ASSIGNED TASK: Write the listing out again word for word, leaving each picture behind.

DATASET RECORDS:
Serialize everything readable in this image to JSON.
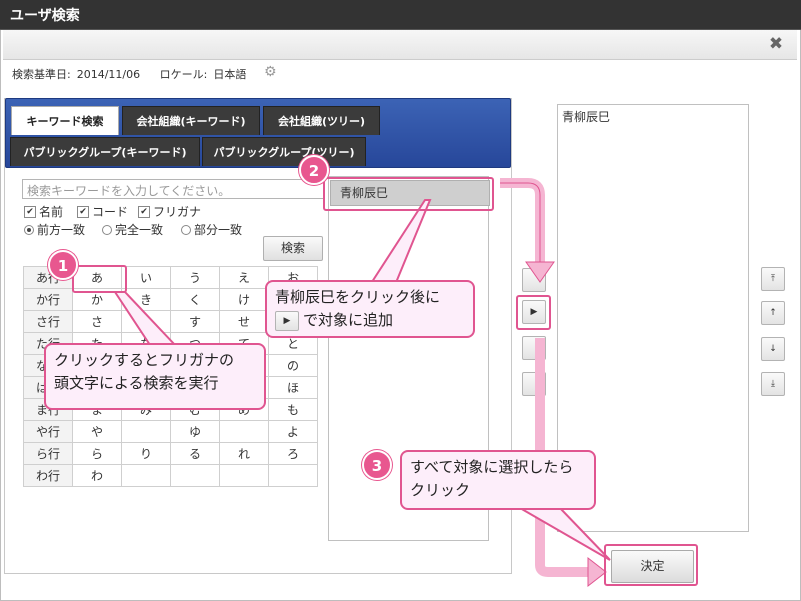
{
  "window": {
    "title": "ユーザ検索",
    "close_icon": "✖"
  },
  "meta": {
    "base_date_label": "検索基準日:",
    "base_date": "2014/11/06",
    "locale_label": "ロケール:",
    "locale": "日本語"
  },
  "tabs": [
    {
      "label": "キーワード検索",
      "active": true
    },
    {
      "label": "会社組織(キーワード)",
      "active": false
    },
    {
      "label": "会社組織(ツリー)",
      "active": false
    },
    {
      "label": "パブリックグループ(キーワード)",
      "active": false
    },
    {
      "label": "パブリックグループ(ツリー)",
      "active": false
    }
  ],
  "search": {
    "placeholder": "検索キーワードを入力してください。",
    "fields": [
      "名前",
      "コード",
      "フリガナ"
    ],
    "match_modes": [
      "前方一致",
      "完全一致",
      "部分一致"
    ],
    "button": "検索"
  },
  "kana_rows": [
    {
      "head": "あ行",
      "cells": [
        "あ",
        "い",
        "う",
        "え",
        "お"
      ]
    },
    {
      "head": "か行",
      "cells": [
        "か",
        "き",
        "く",
        "け",
        "こ"
      ]
    },
    {
      "head": "さ行",
      "cells": [
        "さ",
        "し",
        "す",
        "せ",
        "そ"
      ]
    },
    {
      "head": "た行",
      "cells": [
        "た",
        "ち",
        "つ",
        "て",
        "と"
      ]
    },
    {
      "head": "な行",
      "cells": [
        "な",
        "に",
        "ぬ",
        "ね",
        "の"
      ]
    },
    {
      "head": "は行",
      "cells": [
        "は",
        "ひ",
        "ふ",
        "へ",
        "ほ"
      ]
    },
    {
      "head": "ま行",
      "cells": [
        "ま",
        "み",
        "む",
        "め",
        "も"
      ]
    },
    {
      "head": "や行",
      "cells": [
        "や",
        "",
        "ゆ",
        "",
        "よ"
      ]
    },
    {
      "head": "ら行",
      "cells": [
        "ら",
        "り",
        "る",
        "れ",
        "ろ"
      ]
    },
    {
      "head": "わ行",
      "cells": [
        "わ",
        "",
        "",
        "",
        ""
      ]
    }
  ],
  "results": {
    "item": "青柳辰巳"
  },
  "selected": {
    "item": "青柳辰巳"
  },
  "decide_button": "決定",
  "callouts": {
    "c1": {
      "num": "1",
      "line1": "クリックするとフリガナの",
      "line2": "頭文字による検索を実行"
    },
    "c2": {
      "num": "2",
      "line1": "青柳辰巳をクリック後に",
      "line2": "で対象に追加"
    },
    "c3": {
      "num": "3",
      "line1": "すべて対象に選択したら",
      "line2": "クリック"
    }
  },
  "colors": {
    "accent": "#e05590",
    "tab_bg": "#2d50a8",
    "titlebar": "#333333"
  }
}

RESPONSE FOR THIS EXERCISE:
Serialize everything readable in this image to JSON.
{
  "window": {
    "title": "ユーザ検索",
    "close_icon": "✖"
  },
  "meta": {
    "base_date_label": "検索基準日:",
    "base_date": "2014/11/06",
    "locale_label": "ロケール:",
    "locale": "日本語"
  },
  "tabs": [
    {
      "label": "キーワード検索",
      "active": true
    },
    {
      "label": "会社組織(キーワード)",
      "active": false
    },
    {
      "label": "会社組織(ツリー)",
      "active": false
    },
    {
      "label": "パブリックグループ(キーワード)",
      "active": false
    },
    {
      "label": "パブリックグループ(ツリー)",
      "active": false
    }
  ],
  "search": {
    "placeholder": "検索キーワードを入力してください。",
    "fields": [
      "名前",
      "コード",
      "フリガナ"
    ],
    "match_modes": [
      "前方一致",
      "完全一致",
      "部分一致"
    ],
    "button": "検索"
  },
  "kana_rows": [
    {
      "head": "あ行",
      "cells": [
        "あ",
        "い",
        "う",
        "え",
        "お"
      ]
    },
    {
      "head": "か行",
      "cells": [
        "か",
        "き",
        "く",
        "け",
        "こ"
      ]
    },
    {
      "head": "さ行",
      "cells": [
        "さ",
        "し",
        "す",
        "せ",
        "そ"
      ]
    },
    {
      "head": "た行",
      "cells": [
        "た",
        "ち",
        "つ",
        "て",
        "と"
      ]
    },
    {
      "head": "な行",
      "cells": [
        "な",
        "に",
        "ぬ",
        "ね",
        "の"
      ]
    },
    {
      "head": "は行",
      "cells": [
        "は",
        "ひ",
        "ふ",
        "へ",
        "ほ"
      ]
    },
    {
      "head": "ま行",
      "cells": [
        "ま",
        "み",
        "む",
        "め",
        "も"
      ]
    },
    {
      "head": "や行",
      "cells": [
        "や",
        "",
        "ゆ",
        "",
        "よ"
      ]
    },
    {
      "head": "ら行",
      "cells": [
        "ら",
        "り",
        "る",
        "れ",
        "ろ"
      ]
    },
    {
      "head": "わ行",
      "cells": [
        "わ",
        "",
        "",
        "",
        ""
      ]
    }
  ],
  "results": {
    "item": "青柳辰巳"
  },
  "selected": {
    "item": "青柳辰巳"
  },
  "decide_button": "決定",
  "callouts": {
    "c1": {
      "num": "1",
      "line1": "クリックするとフリガナの",
      "line2": "頭文字による検索を実行"
    },
    "c2": {
      "num": "2",
      "line1": "青柳辰巳をクリック後に",
      "line2": "で対象に追加"
    },
    "c3": {
      "num": "3",
      "line1": "すべて対象に選択したら",
      "line2": "クリック"
    }
  },
  "colors": {
    "accent": "#e05590",
    "tab_bg": "#2d50a8",
    "titlebar": "#333333"
  }
}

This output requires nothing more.